▸ **Work instructions**
Exclude the pictures, then restate every entry below exactly.

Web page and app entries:
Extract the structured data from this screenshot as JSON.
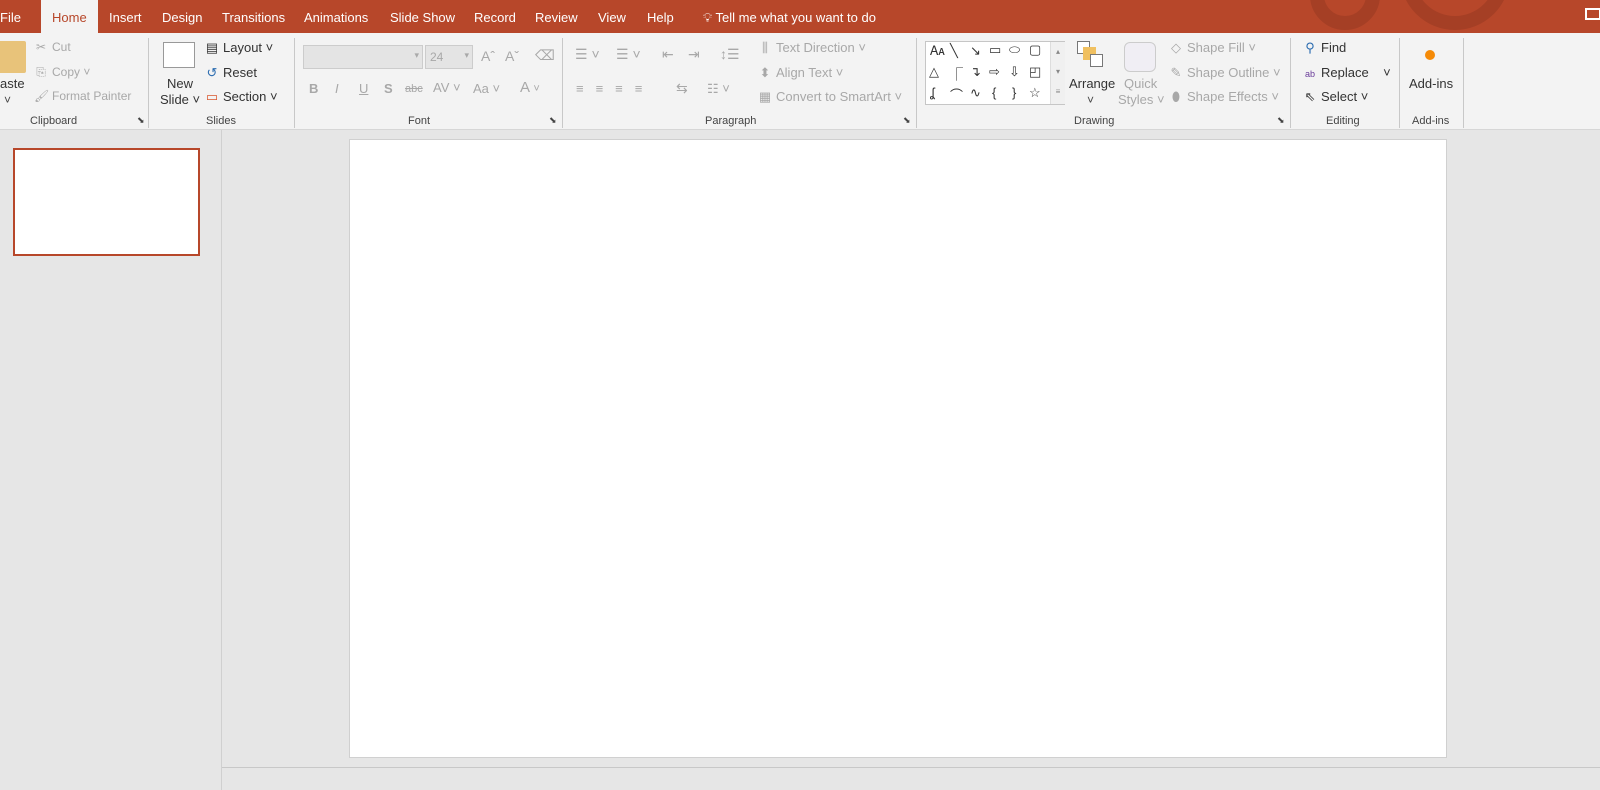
{
  "tabs": [
    "File",
    "Home",
    "Insert",
    "Design",
    "Transitions",
    "Animations",
    "Slide Show",
    "Record",
    "Review",
    "View",
    "Help"
  ],
  "tell_me": "Tell me what you want to do",
  "clipboard": {
    "paste": "aste",
    "cut": "Cut",
    "copy": "Copy",
    "format_painter": "Format Painter",
    "label": "Clipboard"
  },
  "slides": {
    "new_slide_1": "New",
    "new_slide_2": "Slide",
    "layout": "Layout",
    "reset": "Reset",
    "section": "Section",
    "label": "Slides"
  },
  "font": {
    "font_name": "",
    "font_size": "24",
    "bold": "B",
    "italic": "I",
    "underline": "U",
    "shadow": "S",
    "strike": "abc",
    "spacing": "AV",
    "case": "Aa",
    "color": "A",
    "label": "Font"
  },
  "paragraph": {
    "text_direction": "Text Direction",
    "align_text": "Align Text",
    "smartart": "Convert to SmartArt",
    "label": "Paragraph"
  },
  "drawing": {
    "arrange": "Arrange",
    "quick_1": "Quick",
    "quick_2": "Styles",
    "shape_fill": "Shape Fill",
    "shape_outline": "Shape Outline",
    "shape_effects": "Shape Effects",
    "label": "Drawing"
  },
  "editing": {
    "find": "Find",
    "replace": "Replace",
    "select": "Select",
    "label": "Editing"
  },
  "addins": {
    "button": "Add-ins",
    "label": "Add-ins"
  },
  "colors": {
    "accent": "#b7472a",
    "ribbon": "#f3f3f3",
    "workspace": "#e6e6e6"
  }
}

▸ **Exercise response**
Extract the structured data from this screenshot as JSON.
{
  "tabs": [
    "File",
    "Home",
    "Insert",
    "Design",
    "Transitions",
    "Animations",
    "Slide Show",
    "Record",
    "Review",
    "View",
    "Help"
  ],
  "tell_me": "Tell me what you want to do",
  "clipboard": {
    "paste": "aste",
    "cut": "Cut",
    "copy": "Copy",
    "format_painter": "Format Painter",
    "label": "Clipboard"
  },
  "slides": {
    "new_slide_1": "New",
    "new_slide_2": "Slide",
    "layout": "Layout",
    "reset": "Reset",
    "section": "Section",
    "label": "Slides"
  },
  "font": {
    "font_name": "",
    "font_size": "24",
    "bold": "B",
    "italic": "I",
    "underline": "U",
    "shadow": "S",
    "strike": "abc",
    "spacing": "AV",
    "case": "Aa",
    "color": "A",
    "label": "Font"
  },
  "paragraph": {
    "text_direction": "Text Direction",
    "align_text": "Align Text",
    "smartart": "Convert to SmartArt",
    "label": "Paragraph"
  },
  "drawing": {
    "arrange": "Arrange",
    "quick_1": "Quick",
    "quick_2": "Styles",
    "shape_fill": "Shape Fill",
    "shape_outline": "Shape Outline",
    "shape_effects": "Shape Effects",
    "label": "Drawing"
  },
  "editing": {
    "find": "Find",
    "replace": "Replace",
    "select": "Select",
    "label": "Editing"
  },
  "addins": {
    "button": "Add-ins",
    "label": "Add-ins"
  },
  "colors": {
    "accent": "#b7472a",
    "ribbon": "#f3f3f3",
    "workspace": "#e6e6e6"
  }
}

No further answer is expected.